In reality, the film was not even that shocking. Considering it is about a serial killer, I would be concerned if anybody went in expecting to see the next Sound of Music. Sure, the murder scenes were not pleasant, but they have been done before and will be done again. Once you have seen one head battered in with a car jack, you have seen them all. But, naturally that did not stop Von Trier from insisting that the whole jack-entering-forehead sequence was shown repeatedly, zooming into Uma Thurman’s blood-splattered concave head with unadulterated glee. Presumably this was a precaution in case the audience happened to be asleep for the first time he showed it, which, to be fair to Von Trier, is quite a likely scenario.

The film is initially divided into five sections, depicting random incidents of murder committed by Jack, a serial killer, played convincingly by Matt Dillon. I let out a sigh of relief when the last murder had concluded, only to be confronted by another mind-numbing and even more protracted section, in which Jack, for some reason, descends into hell. In its entirety, it spans an exhausting two hours and thirty-five minutes. Quite frankly, that is two hours and thirty-five minutes too long for a film such as this.

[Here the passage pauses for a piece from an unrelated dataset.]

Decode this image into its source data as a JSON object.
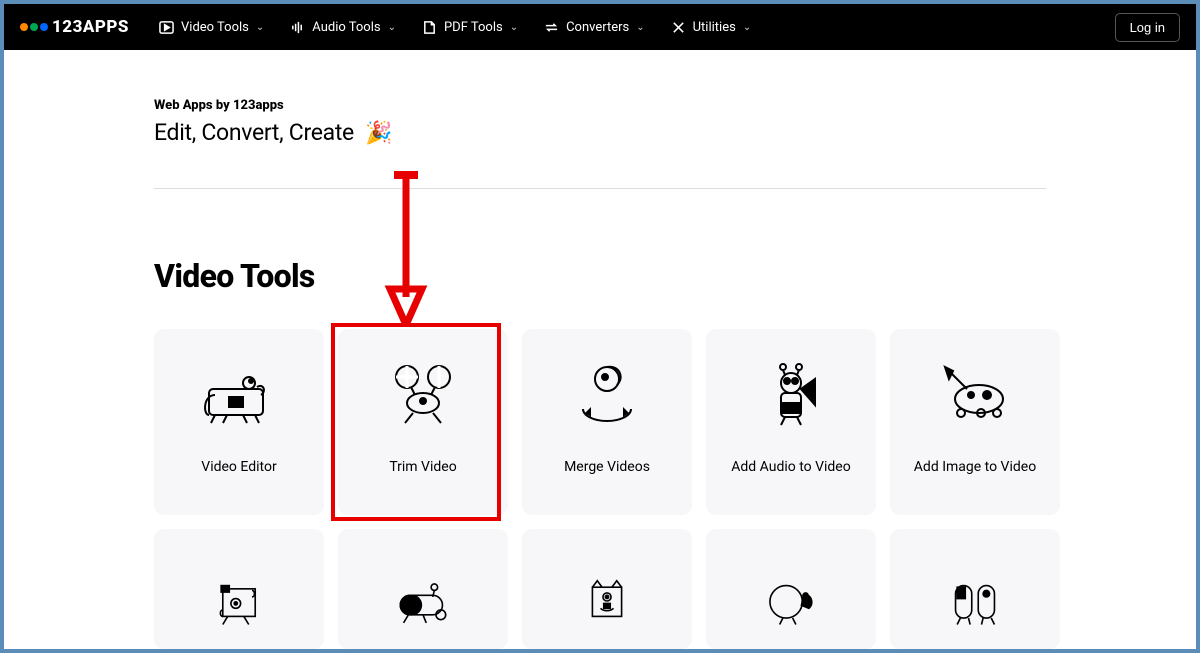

As an audience member, I almost felt insulted by the condescending metaphorical explanations that ran throughout the film. At one point, it cuts to footage of a piano player and notes that he “represents art”. However, even this blatancy cannot hide the fact that really, there is no deeper meaning behind any of it. The film is essentially comprised of the acting out of twisted male fantasies under the guise of art. The women portrayed were frustratingly two-dimensional stereotypes, being either unintelligent, vulnerable or hyper-sexualised, and their murders are shown with purposeful gratuity.

At one point, Jacqueline’s (Riley Keough) breast is cut off, and, in an inventive twist of Von Trier’s, it is made into a wallet. I found it highly significant that even something as bizarre as this failed to make the film even vaguely interesting. I was not bothered by the violence (except , of course, when Jack cut off a duckling’s leg with pliers. That’s never okay) but by the pointlessness of it all. I am perfectly happy for Von Trier to make as many breast wallets as he wishes, but the least he could do is make the process engaging.